April 18, 2001, 10:07 AM — INTEL ON MONDAY made public its Solutions Enabling Group (SEG) initiative, an ambitious program to help companies test their e-business networks and "help take the guesswork out of deploying new technology," according to Dan Russell, vice president of Intel's SEG.
Under the program, the SEG replicates a company's existing network in a lab environment, where tests can be performed or new technology can be installed without interruption to the real network. The SEG also allows companies to install new technology to their networks in a modular fashion, testing and installing new network components as needed, Russell said.
"I think modularity is the key here," Russell said. "The days of wholesale search and replace of a [network] environment are over. I don't think you'll see companies change their infrastructure entirely, moving forward. They will test [new network components] modularly, then add them in and then migrate their people on to them."
Greg Drew, CEO and founder of 800.com, a consumer electronics retail site based in Portland, Ore., is a recent alumnus of the SEG initiative. Looking to fortify 800.com's network before last year's holiday shopping season, Drew enlisted Intel's SEG.
"[The SEG] replicated our entire site and came back with a set of recommendations that helped us identify potential bottlenecks," Drew said. "We got a fresh set of eyes [to look at] our architecture. And there was no [network] shutdown. That was a huge value."
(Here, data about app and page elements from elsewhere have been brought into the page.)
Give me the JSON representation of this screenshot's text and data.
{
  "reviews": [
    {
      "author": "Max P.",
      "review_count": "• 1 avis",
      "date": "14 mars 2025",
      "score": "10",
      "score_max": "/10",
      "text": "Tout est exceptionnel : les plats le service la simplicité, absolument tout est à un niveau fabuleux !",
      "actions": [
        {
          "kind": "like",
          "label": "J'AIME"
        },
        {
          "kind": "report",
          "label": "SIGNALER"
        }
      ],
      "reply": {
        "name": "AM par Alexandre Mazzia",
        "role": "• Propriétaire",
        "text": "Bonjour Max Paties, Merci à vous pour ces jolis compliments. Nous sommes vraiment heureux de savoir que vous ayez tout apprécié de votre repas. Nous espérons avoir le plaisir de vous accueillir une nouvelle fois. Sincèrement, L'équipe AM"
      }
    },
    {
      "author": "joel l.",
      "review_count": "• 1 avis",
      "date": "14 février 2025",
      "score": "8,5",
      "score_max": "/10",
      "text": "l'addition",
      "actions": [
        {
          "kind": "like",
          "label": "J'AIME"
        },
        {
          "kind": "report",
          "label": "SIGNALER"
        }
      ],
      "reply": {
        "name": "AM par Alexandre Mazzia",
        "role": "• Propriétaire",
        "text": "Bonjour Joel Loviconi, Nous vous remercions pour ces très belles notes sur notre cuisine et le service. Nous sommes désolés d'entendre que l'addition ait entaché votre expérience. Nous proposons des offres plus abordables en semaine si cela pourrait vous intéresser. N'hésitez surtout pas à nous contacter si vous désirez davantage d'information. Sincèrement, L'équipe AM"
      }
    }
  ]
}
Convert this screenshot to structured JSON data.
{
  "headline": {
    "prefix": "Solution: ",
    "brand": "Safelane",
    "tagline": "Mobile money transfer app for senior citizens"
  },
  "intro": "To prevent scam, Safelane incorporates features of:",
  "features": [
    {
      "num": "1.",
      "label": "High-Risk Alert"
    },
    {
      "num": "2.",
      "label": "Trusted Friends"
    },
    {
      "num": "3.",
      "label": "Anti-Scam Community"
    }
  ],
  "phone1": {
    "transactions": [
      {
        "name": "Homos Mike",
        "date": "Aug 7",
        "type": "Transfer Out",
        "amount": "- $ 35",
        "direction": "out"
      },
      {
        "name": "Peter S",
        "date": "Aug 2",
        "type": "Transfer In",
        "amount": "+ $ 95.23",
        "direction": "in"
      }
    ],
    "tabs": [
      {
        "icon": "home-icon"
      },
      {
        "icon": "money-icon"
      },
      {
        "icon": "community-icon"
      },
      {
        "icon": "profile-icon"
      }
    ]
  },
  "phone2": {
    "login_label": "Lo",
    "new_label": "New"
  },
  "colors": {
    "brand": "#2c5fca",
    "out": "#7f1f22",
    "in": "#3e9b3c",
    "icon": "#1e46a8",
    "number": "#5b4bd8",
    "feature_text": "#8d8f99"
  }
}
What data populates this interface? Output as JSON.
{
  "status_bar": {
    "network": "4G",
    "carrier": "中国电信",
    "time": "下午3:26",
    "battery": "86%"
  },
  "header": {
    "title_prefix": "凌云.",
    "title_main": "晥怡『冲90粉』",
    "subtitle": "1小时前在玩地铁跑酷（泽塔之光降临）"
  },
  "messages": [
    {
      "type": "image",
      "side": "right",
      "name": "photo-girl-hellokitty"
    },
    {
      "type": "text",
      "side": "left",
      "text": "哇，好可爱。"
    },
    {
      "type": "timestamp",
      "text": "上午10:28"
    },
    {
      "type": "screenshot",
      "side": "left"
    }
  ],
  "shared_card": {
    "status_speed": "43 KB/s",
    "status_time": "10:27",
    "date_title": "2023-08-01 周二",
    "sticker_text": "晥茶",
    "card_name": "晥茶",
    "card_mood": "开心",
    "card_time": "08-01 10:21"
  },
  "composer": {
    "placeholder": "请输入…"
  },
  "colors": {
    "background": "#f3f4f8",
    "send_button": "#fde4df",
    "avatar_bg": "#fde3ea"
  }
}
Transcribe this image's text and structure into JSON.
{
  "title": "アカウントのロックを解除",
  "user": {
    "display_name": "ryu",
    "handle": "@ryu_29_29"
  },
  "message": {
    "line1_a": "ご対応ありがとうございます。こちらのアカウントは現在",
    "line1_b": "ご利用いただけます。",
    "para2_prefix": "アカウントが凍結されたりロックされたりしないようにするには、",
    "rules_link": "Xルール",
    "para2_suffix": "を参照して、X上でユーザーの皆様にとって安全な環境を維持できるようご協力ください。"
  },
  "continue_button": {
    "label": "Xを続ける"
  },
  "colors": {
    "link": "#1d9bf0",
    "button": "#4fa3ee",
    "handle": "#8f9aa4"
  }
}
Intel is in the process of opening a number of new SEG labs in locations around the world, including Germany and India. The ribbon cutting for Intel's Santa Clara, Calif.-based SEG lab takes place Tuesday, according to Intel officials.
Intel has devoted more than 400 consultants to the SEG initiative.
Intel is targeting the SEG at Fortune 1000 companies, ISVs, and Internet companies, officials said. Fees for services vary, officials said.